The Northern Virginia man added this week to the FBI’s “Most Wanted Terrorists” list has relatives who were killed or captured by al-Shabab, and family members are skeptical that he would have tried to help the Somali group, an attorney for the man’s brother said Friday.
The attorney, Gadeir Abbas, said Liban Mohamed’s family “rejects the allegations” against him and noted that the family has something of a fraught relationship with federal authorities. Abbas represents Mohamed’s brother, Gulet Mohamed, in a civil suit against U.S. officials that is not related to the criminal charge against Liban Mohamed.
“Al-Shabab killed his uncle, imprisoned his cousins, inflicted trauma on their family extensively,” Abbas said. “And Gulet understands better than most that there’s good reason to be skeptical of the government’s allegations.”
Abbas said that the Mohamed brothers came with their family to the United States many years ago to escape strife in Somalia and that many of them still live in Northern Virginia. Gulet Mohamed, now 23, has an information technology job, Abbas said. Federal authorities have said that Liban Mohamed, a naturalized U.S. citizen, worked as a cabdriver.
Abbas said that Liban Mohamed disappeared without explanation in the summer of 2012 and that family members reached out to federal investigators through attorneys to see whether they might know his whereabouts. He said investigators claimed that they did not. He said, to his knowledge, the family has not had contact with Liban Mohamed since that summer.
On Thursday, federal prosecutors in Virginia unsealed an arrest warrant, filed in February 2014, charging Liban Mohamed with providing material support and resources to a designated terrorist organization. At the same time, the FBI announced that it was offering a $50,000 reward for information leading to his arrest and conviction.

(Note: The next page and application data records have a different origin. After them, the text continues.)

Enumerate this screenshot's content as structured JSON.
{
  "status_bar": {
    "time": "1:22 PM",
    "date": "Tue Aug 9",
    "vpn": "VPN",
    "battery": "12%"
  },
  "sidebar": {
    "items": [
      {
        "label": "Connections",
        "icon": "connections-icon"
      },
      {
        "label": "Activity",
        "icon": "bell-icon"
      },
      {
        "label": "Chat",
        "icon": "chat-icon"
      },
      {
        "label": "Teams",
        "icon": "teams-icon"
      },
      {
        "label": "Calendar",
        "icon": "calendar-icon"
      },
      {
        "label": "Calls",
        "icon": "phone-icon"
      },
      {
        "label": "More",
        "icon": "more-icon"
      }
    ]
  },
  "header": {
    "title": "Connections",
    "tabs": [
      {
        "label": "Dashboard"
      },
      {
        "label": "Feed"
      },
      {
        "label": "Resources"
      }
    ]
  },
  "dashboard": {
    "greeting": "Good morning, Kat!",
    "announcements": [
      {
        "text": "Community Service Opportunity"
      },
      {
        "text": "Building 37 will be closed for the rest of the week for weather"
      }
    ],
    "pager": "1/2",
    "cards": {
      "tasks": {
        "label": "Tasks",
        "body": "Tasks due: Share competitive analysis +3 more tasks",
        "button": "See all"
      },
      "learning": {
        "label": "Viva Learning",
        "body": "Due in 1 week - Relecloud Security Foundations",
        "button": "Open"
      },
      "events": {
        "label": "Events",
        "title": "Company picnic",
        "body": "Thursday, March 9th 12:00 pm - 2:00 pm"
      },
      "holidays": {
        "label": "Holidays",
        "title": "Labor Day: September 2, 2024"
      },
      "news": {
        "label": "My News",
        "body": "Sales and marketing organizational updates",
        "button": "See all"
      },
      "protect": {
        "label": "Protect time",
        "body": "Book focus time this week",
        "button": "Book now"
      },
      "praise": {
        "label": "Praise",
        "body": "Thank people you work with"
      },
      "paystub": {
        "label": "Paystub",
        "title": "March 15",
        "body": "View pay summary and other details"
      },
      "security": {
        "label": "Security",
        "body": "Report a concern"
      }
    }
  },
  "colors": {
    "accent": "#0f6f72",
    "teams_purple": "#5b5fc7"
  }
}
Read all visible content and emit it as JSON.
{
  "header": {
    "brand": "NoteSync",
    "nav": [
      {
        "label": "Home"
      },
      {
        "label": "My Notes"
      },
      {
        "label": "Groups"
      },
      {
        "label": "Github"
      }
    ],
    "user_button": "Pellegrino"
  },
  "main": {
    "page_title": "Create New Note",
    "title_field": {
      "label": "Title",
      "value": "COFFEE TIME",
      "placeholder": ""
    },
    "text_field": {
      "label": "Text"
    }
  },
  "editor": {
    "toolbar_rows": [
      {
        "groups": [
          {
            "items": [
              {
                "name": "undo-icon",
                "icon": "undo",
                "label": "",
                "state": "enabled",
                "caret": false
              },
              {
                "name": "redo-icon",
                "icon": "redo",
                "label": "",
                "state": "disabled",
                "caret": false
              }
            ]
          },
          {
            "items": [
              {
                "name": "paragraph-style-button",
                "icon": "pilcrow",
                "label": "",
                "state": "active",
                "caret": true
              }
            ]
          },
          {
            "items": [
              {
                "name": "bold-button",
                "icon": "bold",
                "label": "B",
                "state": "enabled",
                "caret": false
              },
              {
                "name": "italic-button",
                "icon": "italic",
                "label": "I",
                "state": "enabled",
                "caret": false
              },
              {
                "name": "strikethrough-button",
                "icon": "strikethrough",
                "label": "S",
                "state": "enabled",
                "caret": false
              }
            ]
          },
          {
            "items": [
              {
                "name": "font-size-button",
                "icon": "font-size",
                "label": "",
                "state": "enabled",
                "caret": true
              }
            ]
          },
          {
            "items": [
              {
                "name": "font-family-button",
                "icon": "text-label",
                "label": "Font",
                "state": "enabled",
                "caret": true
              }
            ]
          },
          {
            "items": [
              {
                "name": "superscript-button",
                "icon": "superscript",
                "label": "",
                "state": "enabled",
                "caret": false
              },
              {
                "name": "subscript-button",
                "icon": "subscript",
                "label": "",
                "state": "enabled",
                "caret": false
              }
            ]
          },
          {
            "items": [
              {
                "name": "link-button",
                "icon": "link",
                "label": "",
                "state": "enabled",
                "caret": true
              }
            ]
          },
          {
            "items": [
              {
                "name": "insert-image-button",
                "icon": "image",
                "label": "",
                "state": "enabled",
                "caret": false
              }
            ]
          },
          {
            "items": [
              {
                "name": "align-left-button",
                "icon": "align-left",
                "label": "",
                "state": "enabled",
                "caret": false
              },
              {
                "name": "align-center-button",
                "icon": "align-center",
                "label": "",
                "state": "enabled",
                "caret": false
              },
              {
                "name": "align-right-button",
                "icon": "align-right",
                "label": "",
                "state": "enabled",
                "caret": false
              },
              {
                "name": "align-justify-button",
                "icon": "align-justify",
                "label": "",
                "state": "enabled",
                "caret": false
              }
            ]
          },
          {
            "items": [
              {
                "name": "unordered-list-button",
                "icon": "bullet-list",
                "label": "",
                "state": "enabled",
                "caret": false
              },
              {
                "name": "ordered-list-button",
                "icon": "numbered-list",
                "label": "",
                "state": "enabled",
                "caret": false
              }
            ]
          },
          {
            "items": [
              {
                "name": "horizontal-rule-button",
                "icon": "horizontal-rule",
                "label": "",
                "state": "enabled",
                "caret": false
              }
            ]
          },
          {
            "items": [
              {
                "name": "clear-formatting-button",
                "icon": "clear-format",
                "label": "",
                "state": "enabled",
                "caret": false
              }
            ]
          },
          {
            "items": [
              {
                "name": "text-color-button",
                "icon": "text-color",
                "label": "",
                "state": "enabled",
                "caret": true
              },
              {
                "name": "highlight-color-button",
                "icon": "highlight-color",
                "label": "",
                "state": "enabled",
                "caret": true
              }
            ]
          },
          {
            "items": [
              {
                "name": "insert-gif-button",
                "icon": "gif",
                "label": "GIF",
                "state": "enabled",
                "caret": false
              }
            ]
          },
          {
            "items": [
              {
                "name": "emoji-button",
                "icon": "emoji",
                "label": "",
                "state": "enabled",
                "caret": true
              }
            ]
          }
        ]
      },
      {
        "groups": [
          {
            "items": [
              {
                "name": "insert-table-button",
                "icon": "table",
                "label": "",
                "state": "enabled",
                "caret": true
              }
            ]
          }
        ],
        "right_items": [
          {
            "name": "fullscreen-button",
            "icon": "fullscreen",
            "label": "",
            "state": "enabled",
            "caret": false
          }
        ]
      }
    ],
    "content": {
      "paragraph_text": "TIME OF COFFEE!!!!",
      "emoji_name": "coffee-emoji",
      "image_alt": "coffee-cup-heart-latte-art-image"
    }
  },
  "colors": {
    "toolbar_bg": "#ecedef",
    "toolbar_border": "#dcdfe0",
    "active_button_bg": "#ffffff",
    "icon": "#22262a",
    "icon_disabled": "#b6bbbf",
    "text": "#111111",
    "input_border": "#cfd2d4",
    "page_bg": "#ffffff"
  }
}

FBI officials have not detailed why they believe Liban Mohamed is an al-Shabab supporter. They have said only that they think he helped recruit for the terrorist group and, in July 2012, left to join the fight in Somalia. They also have said they consider Liban Mohamed particularly dangerous because he has weapons training and knowledge of Washington infrastructure.
The Mohamed family has long been on the FBI’s radar.
In 2010, Gulet Mohamed, then 19, was detained and allegedly tortured by authorities in Kuwait, and then questioned by FBI agents, after his inclusion on a no-fly list kept him from traveling home to the United States.
According to an affidavit he submitted to the court, Liban Mohamed called and e-mailed authorities for days, begging for information about his brother’s whereabouts. He eventually received a call from Gulet Mohamed, who described being blindfolded, beaten and told to forget his family, according to the affidavit.
Gulet Mohamed was ultimately allowed to return to the United States and was not charged with a crime. He is suing over his inclusion on the no-fly list. On Friday, a federal judge in Alexandria heard arguments about whether the process used to put people on the list is unconstitutional.
The judge, Anthony J. Trenga, did not rule on the matter but asked pointed questions about the no-fly list. He asked a government attorney, for instance, whether there was any other program in all of U.S. history that deprived people of their liberty with so little transparency.
Abbas said it seemed curious that the government unsealed Liban Mohamed’s arrest warrant — and announced his inclusion on the list of most-wanted terrorists — a day before the hearing. “The timing is what I question the most,” he said.
A spokesman for the U.S. attorney’s office and an FBI spokeswoman declined to comment.